Pedals are stainless steel for a sporty look and the steering wheel a thick leather with red stitching to match the seats. I’d prefer a flat-bottom wheel in any sporty car, but this one didn’t impede entering and exiting as the power seats and power tilt/telescope wheel were simple to adjust for driving and egress comfort.
With short folks up front there’s plenty of legroom for adults in the rear seat, and even average size folks will fit fine. While the seats look and feel high-class, in a sporty car like this I’d expect more hip support, the bottom cushion being a bit too hard and flat. The rear seats are pretty comfy though. Trunk space behind them is generous, plus the seats fold down flat. The cargo well is deep and there is a bit of a reach over the tail when loading the trunk.
Overhead is a standard-size sunroof with manual shade.
But the big deal for audiophiles is a 16-speaker ELS Studio Sound system with two overhead speakers to rock the occupants. It sounded super too and was easy to tune via the touchscreen.
Safety equipment is solid too with smart cruise control, collision mitigating braking, front and rear parking sensors, lane departure warning and lane keeping assist, forward collision warning, cabin departure mitigation, which warns if you’re about to open a door into traffic.
For the record, moving up from the base model to the A-Spec gets you the 10.2-inch driver’s digital screen, stainless steel pedals, contrast stitching on the seats, sport-tuned suspension, and 18-inch alloy wheels, up from 17-inchers. It also makes the manual tranny an option.

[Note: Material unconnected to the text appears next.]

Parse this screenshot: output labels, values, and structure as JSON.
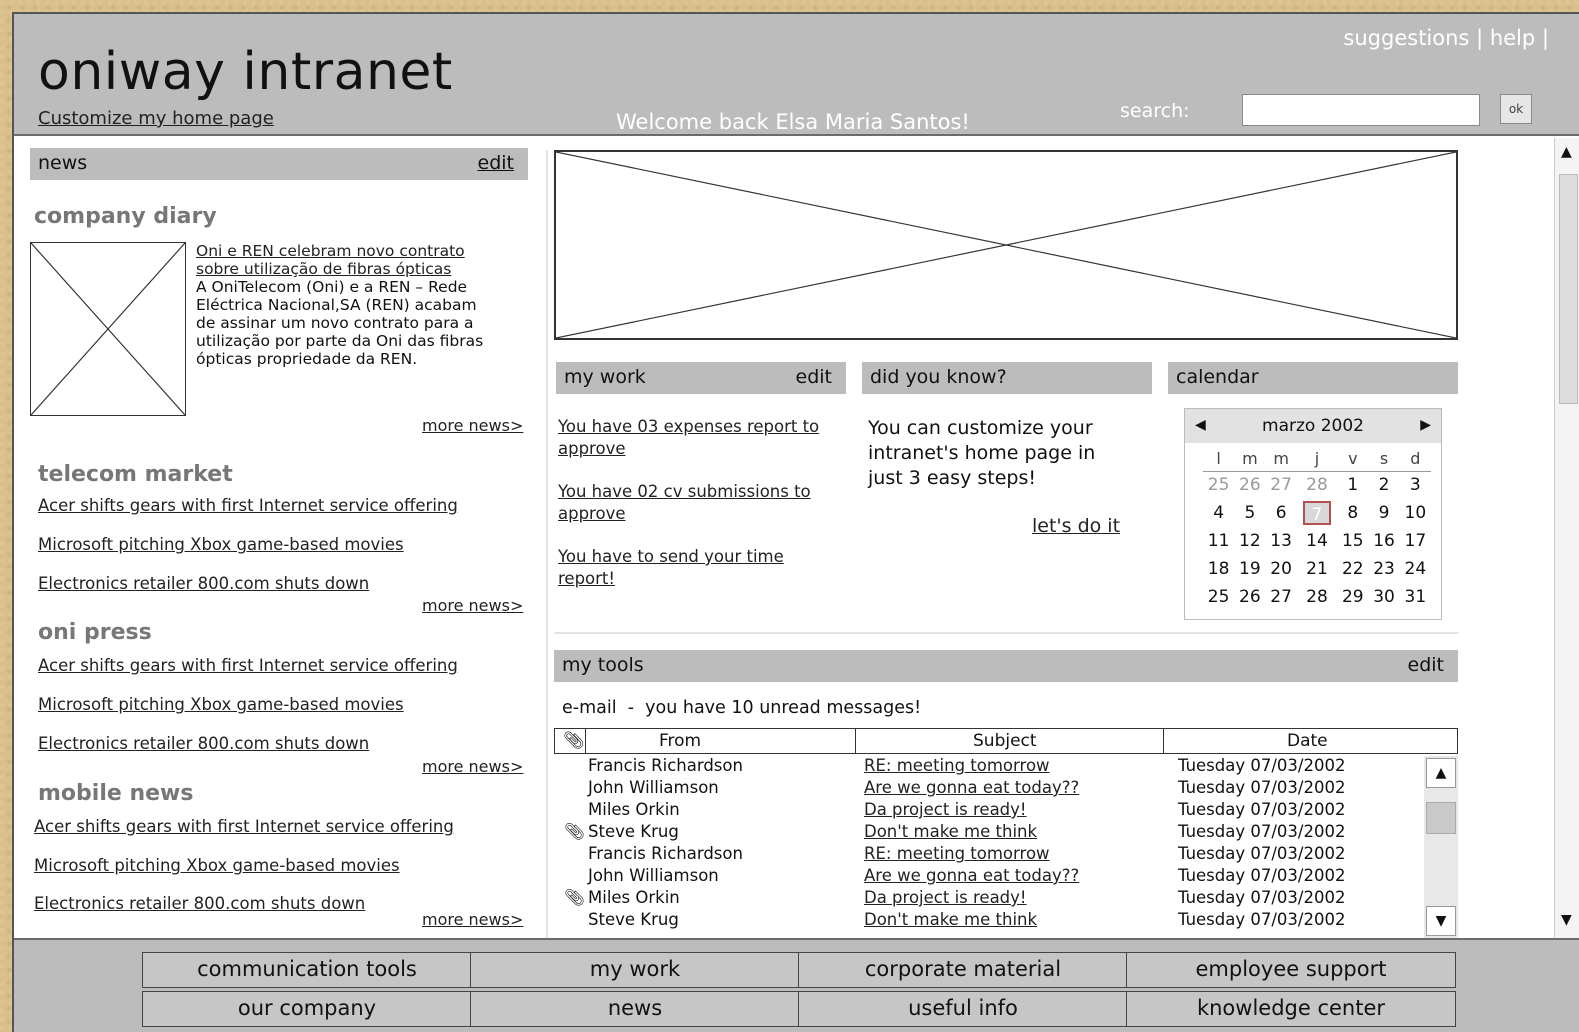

Going this top level with the Tech package means that suspension is adaptive (3 modes), plus adds the suede seat inserts, bigger info screen and the rockin’ stereo.
Pricing? Well, you can go base and get an automatic CVT (Continuously Variable Transmission) that will not put an emphasis on acceleration or performance and pay just $32,495, including delivery. Options are available, but not the 6-speed.
Move up to that A-Spec and it’s just $2,000 more and the manual is available. Or move up to the Rev-matching manual version that is the A-Spec Tech as was tested. Price is an incredible $36,895. All this one added was the special paint color for $500 to hit $37,395. With average car prices now exceeding $45,000, that’s a deal!
That turbo needs its capsaicinoid for pep, and here that’s higher octane fuel, so go premium. Of course one can use regular, but power will drop off a bit over a couple tankfuls. Yet you’ll be getting 26 to 36 mpg says the EPA, so maybe the extra cost for premium won’t hurt too much. I got 30 mpg in a mix of city and highway outings and was happy to use all the horses the Integra had to offer.
Folks seeking sporty hatches with a 6-speed stick are today’s unicorn hunters. Yet Acura/Honda happily has more than one answer.
If you don’t need a luxury nameplate, consider a $30k Honda Civic SI that packs the same powerplant and 6-speed manual, weighs 200 pounds less, is two inches shorter, and features blander styling. It’s even rated a tad quicker by Car and Driver magazine, 6.8 seconds 0-60 mph vs. 7.0 for the Acura. Your tush will never perceive a difference.
Yet if you want a bigger blast, know that the habanero version, Integra Type S, is coming this month as a 2024 model and will add a 2.0-liter turbo I4 that generates 300+ horsepower to the mix!
Spicier indeed, but with a hotter price tag at $51,995.
FAST STATS: 2023 Acura Integra A-Spec Tech
Hits: Sharp-looking hatchback, peppy power, sporty handling, good ride and slick six-speed manual transmission. Sexy interior, red suede/leather seats, metallic mesh air vents, power driver’s seat, 3 drive modes, good screen, wireless charger, stainless steel pedals, heated front seats, sunroof, snazzy stereo. Good cargo space.
Misses: A bit noisy inside, needs flat-bottom steering wheel, seats firm and need more hip support, prefers premium fuel.
Made in: Marysville, Ohio
Engine: 1.5-liter turbo I4, 200 hp/192 torque
Transmission: 6-speed manual
Weight: 3,150 lbs.
Wheelbase: 107.7 in.
Length: 185.8 in.
Cargo: 24.3 cu.ft.
MPG: 30.0 (tested)
Base Price: $36,895 w/delivery
Special paint, $500
Test vehicle: $37,395
Sources: Acura, www.kbb.com
Photos: Mark Savage